◆ Aim of the exercise
To complete the exercise, write out all the data exactly.
>>>
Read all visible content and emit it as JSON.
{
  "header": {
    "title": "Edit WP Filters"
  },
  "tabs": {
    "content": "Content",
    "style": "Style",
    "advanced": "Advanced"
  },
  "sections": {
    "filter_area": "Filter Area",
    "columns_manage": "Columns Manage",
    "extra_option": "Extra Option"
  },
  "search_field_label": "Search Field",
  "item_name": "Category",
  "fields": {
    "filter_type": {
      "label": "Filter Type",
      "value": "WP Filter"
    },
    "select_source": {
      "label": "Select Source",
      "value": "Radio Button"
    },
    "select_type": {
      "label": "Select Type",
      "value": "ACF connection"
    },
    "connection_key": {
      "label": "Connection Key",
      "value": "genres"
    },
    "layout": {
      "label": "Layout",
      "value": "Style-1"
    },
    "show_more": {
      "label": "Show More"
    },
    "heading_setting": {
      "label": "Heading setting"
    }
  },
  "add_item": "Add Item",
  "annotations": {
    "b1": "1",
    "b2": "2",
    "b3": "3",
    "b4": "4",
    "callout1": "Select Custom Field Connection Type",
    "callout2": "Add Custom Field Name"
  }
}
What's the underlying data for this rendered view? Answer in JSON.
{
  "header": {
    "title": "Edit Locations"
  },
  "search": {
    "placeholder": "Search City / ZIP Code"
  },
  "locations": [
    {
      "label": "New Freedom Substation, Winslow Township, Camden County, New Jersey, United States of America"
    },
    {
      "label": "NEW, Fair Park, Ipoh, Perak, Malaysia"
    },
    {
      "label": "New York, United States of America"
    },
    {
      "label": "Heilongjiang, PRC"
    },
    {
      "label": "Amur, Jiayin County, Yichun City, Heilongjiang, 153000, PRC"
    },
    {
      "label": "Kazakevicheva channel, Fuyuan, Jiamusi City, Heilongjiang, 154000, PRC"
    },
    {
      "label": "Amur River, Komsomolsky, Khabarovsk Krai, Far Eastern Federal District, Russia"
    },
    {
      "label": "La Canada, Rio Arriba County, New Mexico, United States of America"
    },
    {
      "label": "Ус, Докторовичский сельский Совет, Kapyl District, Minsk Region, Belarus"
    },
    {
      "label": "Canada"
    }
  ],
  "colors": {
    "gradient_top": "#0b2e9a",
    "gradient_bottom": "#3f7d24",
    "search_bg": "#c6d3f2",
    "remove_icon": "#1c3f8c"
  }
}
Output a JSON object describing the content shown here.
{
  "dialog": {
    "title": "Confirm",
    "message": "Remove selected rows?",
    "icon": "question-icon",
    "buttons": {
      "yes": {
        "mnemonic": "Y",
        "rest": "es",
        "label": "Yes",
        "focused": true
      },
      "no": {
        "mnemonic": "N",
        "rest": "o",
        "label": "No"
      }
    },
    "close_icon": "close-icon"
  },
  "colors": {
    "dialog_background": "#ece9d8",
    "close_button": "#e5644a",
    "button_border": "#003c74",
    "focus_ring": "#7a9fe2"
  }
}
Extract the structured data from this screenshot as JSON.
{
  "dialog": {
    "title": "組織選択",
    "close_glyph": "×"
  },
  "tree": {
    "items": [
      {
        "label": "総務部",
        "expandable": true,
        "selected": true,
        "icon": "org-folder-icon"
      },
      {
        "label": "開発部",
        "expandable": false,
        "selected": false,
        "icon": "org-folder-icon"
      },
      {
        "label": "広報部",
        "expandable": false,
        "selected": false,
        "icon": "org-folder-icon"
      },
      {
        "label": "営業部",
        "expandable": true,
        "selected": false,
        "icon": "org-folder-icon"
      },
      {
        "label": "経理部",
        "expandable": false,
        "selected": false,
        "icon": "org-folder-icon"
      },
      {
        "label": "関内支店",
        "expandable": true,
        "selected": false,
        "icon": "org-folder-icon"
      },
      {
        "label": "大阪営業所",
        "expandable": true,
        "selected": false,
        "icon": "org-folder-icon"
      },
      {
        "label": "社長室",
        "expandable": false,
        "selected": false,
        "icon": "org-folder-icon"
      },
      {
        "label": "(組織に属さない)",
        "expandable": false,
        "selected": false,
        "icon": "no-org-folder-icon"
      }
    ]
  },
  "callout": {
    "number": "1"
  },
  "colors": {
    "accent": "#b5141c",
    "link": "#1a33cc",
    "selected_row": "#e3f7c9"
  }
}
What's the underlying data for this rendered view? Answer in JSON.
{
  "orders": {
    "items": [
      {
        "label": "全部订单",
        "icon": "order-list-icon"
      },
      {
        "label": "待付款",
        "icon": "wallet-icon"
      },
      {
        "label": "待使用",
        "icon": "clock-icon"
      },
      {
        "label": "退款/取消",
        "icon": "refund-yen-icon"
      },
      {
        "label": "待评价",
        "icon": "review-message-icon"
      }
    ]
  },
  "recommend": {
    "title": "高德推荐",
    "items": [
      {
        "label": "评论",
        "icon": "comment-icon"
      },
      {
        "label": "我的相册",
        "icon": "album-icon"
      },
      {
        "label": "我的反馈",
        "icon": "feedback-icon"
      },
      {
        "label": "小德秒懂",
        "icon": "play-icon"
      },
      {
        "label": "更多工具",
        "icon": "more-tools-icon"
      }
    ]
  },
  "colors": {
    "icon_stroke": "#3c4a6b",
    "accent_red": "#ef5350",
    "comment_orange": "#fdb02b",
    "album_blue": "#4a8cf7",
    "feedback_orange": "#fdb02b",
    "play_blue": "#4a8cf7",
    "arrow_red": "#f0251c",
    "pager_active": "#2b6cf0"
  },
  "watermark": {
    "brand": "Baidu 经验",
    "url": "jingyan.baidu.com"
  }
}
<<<
◆ Answer section
Read all visible content and emit it as JSON.
{
  "header": {
    "title": "Edit WP Filters"
  },
  "tabs": {
    "content": "Content",
    "style": "Style",
    "advanced": "Advanced"
  },
  "sections": {
    "filter_area": "Filter Area",
    "columns_manage": "Columns Manage",
    "extra_option": "Extra Option"
  },
  "search_field_label": "Search Field",
  "item_name": "Category",
  "fields": {
    "filter_type": {
      "label": "Filter Type",
      "value": "WP Filter"
    },
    "select_source": {
      "label": "Select Source",
      "value": "Radio Button"
    },
    "select_type": {
      "label": "Select Type",
      "value": "ACF connection"
    },
    "connection_key": {
      "label": "Connection Key",
      "value": "genres"
    },
    "layout": {
      "label": "Layout",
      "value": "Style-1"
    },
    "show_more": {
      "label": "Show More"
    },
    "heading_setting": {
      "label": "Heading setting"
    }
  },
  "add_item": "Add Item",
  "annotations": {
    "b1": "1",
    "b2": "2",
    "b3": "3",
    "b4": "4",
    "callout1": "Select Custom Field Connection Type",
    "callout2": "Add Custom Field Name"
  }
}
What's the underlying data for this rendered view? Answer in JSON.
{
  "header": {
    "title": "Edit Locations"
  },
  "search": {
    "placeholder": "Search City / ZIP Code"
  },
  "locations": [
    {
      "label": "New Freedom Substation, Winslow Township, Camden County, New Jersey, United States of America"
    },
    {
      "label": "NEW, Fair Park, Ipoh, Perak, Malaysia"
    },
    {
      "label": "New York, United States of America"
    },
    {
      "label": "Heilongjiang, PRC"
    },
    {
      "label": "Amur, Jiayin County, Yichun City, Heilongjiang, 153000, PRC"
    },
    {
      "label": "Kazakevicheva channel, Fuyuan, Jiamusi City, Heilongjiang, 154000, PRC"
    },
    {
      "label": "Amur River, Komsomolsky, Khabarovsk Krai, Far Eastern Federal District, Russia"
    },
    {
      "label": "La Canada, Rio Arriba County, New Mexico, United States of America"
    },
    {
      "label": "Ус, Докторовичский сельский Совет, Kapyl District, Minsk Region, Belarus"
    },
    {
      "label": "Canada"
    }
  ],
  "colors": {
    "gradient_top": "#0b2e9a",
    "gradient_bottom": "#3f7d24",
    "search_bg": "#c6d3f2",
    "remove_icon": "#1c3f8c"
  }
}
Output a JSON object describing the content shown here.
{
  "dialog": {
    "title": "Confirm",
    "message": "Remove selected rows?",
    "icon": "question-icon",
    "buttons": {
      "yes": {
        "mnemonic": "Y",
        "rest": "es",
        "label": "Yes",
        "focused": true
      },
      "no": {
        "mnemonic": "N",
        "rest": "o",
        "label": "No"
      }
    },
    "close_icon": "close-icon"
  },
  "colors": {
    "dialog_background": "#ece9d8",
    "close_button": "#e5644a",
    "button_border": "#003c74",
    "focus_ring": "#7a9fe2"
  }
}
Extract the structured data from this screenshot as JSON.
{
  "dialog": {
    "title": "組織選択",
    "close_glyph": "×"
  },
  "tree": {
    "items": [
      {
        "label": "総務部",
        "expandable": true,
        "selected": true,
        "icon": "org-folder-icon"
      },
      {
        "label": "開発部",
        "expandable": false,
        "selected": false,
        "icon": "org-folder-icon"
      },
      {
        "label": "広報部",
        "expandable": false,
        "selected": false,
        "icon": "org-folder-icon"
      },
      {
        "label": "営業部",
        "expandable": true,
        "selected": false,
        "icon": "org-folder-icon"
      },
      {
        "label": "経理部",
        "expandable": false,
        "selected": false,
        "icon": "org-folder-icon"
      },
      {
        "label": "関内支店",
        "expandable": true,
        "selected": false,
        "icon": "org-folder-icon"
      },
      {
        "label": "大阪営業所",
        "expandable": true,
        "selected": false,
        "icon": "org-folder-icon"
      },
      {
        "label": "社長室",
        "expandable": false,
        "selected": false,
        "icon": "org-folder-icon"
      },
      {
        "label": "(組織に属さない)",
        "expandable": false,
        "selected": false,
        "icon": "no-org-folder-icon"
      }
    ]
  },
  "callout": {
    "number": "1"
  },
  "colors": {
    "accent": "#b5141c",
    "link": "#1a33cc",
    "selected_row": "#e3f7c9"
  }
}
What's the underlying data for this rendered view? Answer in JSON.
{
  "orders": {
    "items": [
      {
        "label": "全部订单",
        "icon": "order-list-icon"
      },
      {
        "label": "待付款",
        "icon": "wallet-icon"
      },
      {
        "label": "待使用",
        "icon": "clock-icon"
      },
      {
        "label": "退款/取消",
        "icon": "refund-yen-icon"
      },
      {
        "label": "待评价",
        "icon": "review-message-icon"
      }
    ]
  },
  "recommend": {
    "title": "高德推荐",
    "items": [
      {
        "label": "评论",
        "icon": "comment-icon"
      },
      {
        "label": "我的相册",
        "icon": "album-icon"
      },
      {
        "label": "我的反馈",
        "icon": "feedback-icon"
      },
      {
        "label": "小德秒懂",
        "icon": "play-icon"
      },
      {
        "label": "更多工具",
        "icon": "more-tools-icon"
      }
    ]
  },
  "colors": {
    "icon_stroke": "#3c4a6b",
    "accent_red": "#ef5350",
    "comment_orange": "#fdb02b",
    "album_blue": "#4a8cf7",
    "feedback_orange": "#fdb02b",
    "play_blue": "#4a8cf7",
    "arrow_red": "#f0251c",
    "pager_active": "#2b6cf0"
  },
  "watermark": {
    "brand": "Baidu 经验",
    "url": "jingyan.baidu.com"
  }
}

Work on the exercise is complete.